The vague “connectivity issue” that NASDAQ said triggered the outage that paralyzed a large part of the US stock market on Thursday originated as a problem between NASDAQ and rival NYSE Arca, a source familiar with the matter said on Friday.
NASDAQ said the problem started shortly before midday on Thursday and quickly cascaded through its securities information processor, the system that receives all traffic on quotes and orders for stocks on the exchange, preventing it from disseminating quotes.
The source, who spoke on condition of anonymity, said brief outages between exchanges occur from time to time, but are short-lived.
In such instances, traders receive alerts from an exchange that essentially tell them to rout their order flow elsewhere for a period. Most of these episodes, which may occur several times a week, are resolved quickly.
NASDAQ did not respond to requests for additional information beyond a statement issued to traders on Friday. A spokesman for NYSE Euronext, the parent of the New York Stock Exchange and its NYSE Arca platform, denied Arca was involved.
NASDAQ chief executive Robert Greifeld declined to identify the source of the connectivity problem in television interviews on Friday.
The precise nature of the breakdown remains unclear.
However, the outage, first flagged at 11:48am, quickly spiraled out of control and soon left US$5.9 trillion of US equities — more than a third of the US stock market — idle for more than three hours. Shares of three of the five largest companies by market value, Apple Inc, Google Inc and Microsoft Corp, typically also among the most active in any session, were unavailable.
A number of market participants and others criticized NASDAQ’s lack of an early public statement on the outage. NASDAQ did not issue a formal press release until late on Thursday afternoon, well after the trading day had ended.
“As usual the communication could have been a little bit better. They could improve the communication and the amount of communication,” said Mark Turner, managing director and head of sales trading at Instinet in New York.
Greifeld said the exchange sent messages through its trader alert system and was involved in direct communication with clients.
NASDAQ’s first responsibility was to assure “fair and orderly markets,” Greifeld said on Friday on Fox Business Network, and exchange officials worked first to understand and fix the problem, and then to communicate with the securities industry to ensure a smooth restart.
“There was active communication going on,” Greifeld said.
“It has shown how horrible the crisis management side is. Communication was horrid. There is no backup. So we have to focus on the crisis management side,” Mohamed El-Erian, chief executive and co-chief investment officer of Pimco, said on Friday on CNBC.
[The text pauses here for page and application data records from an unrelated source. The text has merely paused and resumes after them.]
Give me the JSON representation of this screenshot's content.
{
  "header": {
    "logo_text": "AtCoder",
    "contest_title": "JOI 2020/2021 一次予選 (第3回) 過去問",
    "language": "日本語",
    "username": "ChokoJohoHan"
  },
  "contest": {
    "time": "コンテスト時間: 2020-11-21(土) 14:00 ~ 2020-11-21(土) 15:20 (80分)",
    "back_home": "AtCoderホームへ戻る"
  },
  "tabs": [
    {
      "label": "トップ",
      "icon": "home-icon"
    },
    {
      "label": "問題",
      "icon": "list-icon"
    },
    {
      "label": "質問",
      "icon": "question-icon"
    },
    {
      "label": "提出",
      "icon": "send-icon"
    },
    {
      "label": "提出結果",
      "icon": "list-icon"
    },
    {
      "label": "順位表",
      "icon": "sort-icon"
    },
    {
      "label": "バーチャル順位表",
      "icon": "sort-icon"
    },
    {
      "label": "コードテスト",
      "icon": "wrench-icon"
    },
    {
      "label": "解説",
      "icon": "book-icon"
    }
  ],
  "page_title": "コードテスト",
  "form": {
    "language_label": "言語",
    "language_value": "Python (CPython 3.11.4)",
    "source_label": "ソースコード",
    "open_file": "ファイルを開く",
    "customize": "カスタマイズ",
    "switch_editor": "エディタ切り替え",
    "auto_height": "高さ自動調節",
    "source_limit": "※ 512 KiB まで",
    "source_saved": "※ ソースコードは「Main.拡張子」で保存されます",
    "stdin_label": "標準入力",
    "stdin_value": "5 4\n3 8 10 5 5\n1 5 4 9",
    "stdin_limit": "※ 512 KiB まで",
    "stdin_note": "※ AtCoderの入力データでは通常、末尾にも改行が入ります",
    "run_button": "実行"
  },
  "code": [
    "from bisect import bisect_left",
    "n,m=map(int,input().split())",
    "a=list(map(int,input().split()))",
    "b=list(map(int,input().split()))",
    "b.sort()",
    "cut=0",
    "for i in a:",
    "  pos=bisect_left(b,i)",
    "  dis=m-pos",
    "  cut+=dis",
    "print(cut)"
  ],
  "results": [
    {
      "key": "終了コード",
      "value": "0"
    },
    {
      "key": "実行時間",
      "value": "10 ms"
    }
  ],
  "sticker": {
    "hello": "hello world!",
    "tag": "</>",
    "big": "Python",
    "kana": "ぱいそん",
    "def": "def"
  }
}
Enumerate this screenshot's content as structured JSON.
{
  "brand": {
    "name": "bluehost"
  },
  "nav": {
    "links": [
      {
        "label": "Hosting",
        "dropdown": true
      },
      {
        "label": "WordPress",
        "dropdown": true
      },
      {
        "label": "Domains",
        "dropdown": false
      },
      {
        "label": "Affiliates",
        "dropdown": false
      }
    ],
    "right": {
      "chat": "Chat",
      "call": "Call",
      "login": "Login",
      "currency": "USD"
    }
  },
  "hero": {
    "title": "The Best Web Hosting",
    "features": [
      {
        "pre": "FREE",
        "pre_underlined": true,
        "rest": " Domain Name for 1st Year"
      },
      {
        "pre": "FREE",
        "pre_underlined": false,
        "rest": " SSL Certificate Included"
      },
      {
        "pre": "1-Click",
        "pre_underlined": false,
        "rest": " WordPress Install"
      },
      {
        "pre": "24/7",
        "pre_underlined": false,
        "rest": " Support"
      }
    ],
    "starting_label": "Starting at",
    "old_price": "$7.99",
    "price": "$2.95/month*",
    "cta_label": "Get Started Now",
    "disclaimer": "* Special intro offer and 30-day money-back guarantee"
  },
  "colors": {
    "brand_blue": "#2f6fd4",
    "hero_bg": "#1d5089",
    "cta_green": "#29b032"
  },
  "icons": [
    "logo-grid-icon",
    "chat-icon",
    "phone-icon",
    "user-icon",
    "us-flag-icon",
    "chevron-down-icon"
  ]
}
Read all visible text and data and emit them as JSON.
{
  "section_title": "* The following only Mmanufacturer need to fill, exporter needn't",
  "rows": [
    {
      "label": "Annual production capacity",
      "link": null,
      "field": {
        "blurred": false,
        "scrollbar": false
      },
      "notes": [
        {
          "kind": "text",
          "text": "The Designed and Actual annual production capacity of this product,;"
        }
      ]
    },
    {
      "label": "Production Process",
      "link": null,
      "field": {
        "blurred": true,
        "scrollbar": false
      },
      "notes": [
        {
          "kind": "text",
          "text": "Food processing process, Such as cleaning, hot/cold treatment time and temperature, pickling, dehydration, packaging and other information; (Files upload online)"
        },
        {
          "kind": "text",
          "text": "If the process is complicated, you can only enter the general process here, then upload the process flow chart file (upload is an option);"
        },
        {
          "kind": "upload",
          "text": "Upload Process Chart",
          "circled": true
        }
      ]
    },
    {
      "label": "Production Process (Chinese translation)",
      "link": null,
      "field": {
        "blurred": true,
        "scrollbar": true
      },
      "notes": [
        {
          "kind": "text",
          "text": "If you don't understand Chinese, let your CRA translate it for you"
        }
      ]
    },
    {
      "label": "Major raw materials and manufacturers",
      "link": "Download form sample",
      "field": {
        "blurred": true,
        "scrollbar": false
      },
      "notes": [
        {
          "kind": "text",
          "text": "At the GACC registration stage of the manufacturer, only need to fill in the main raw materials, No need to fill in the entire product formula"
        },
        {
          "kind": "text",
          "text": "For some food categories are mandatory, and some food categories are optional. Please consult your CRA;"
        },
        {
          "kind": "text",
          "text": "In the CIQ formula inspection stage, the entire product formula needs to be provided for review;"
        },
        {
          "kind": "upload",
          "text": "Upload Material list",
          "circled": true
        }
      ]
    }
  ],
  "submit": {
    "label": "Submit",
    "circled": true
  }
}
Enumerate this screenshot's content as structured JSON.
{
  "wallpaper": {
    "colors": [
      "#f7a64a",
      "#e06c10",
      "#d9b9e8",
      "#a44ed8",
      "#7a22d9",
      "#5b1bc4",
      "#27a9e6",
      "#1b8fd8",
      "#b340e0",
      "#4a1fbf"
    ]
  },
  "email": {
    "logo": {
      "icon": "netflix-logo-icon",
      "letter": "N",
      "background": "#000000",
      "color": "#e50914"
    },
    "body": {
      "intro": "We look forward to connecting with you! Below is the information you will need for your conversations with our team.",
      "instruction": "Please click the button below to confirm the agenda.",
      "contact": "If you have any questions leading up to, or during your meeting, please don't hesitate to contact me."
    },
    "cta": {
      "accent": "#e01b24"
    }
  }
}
In the end, even those who criticized NASDAQ for the pace of its communications, agreed that the reopening of trading went well.
Trading on Friday transpired with no apparent hiccups. Shares of NASDAQ itself, which fell 3.4 percent once trading resumed on Thursday, gained about 1.2 percent.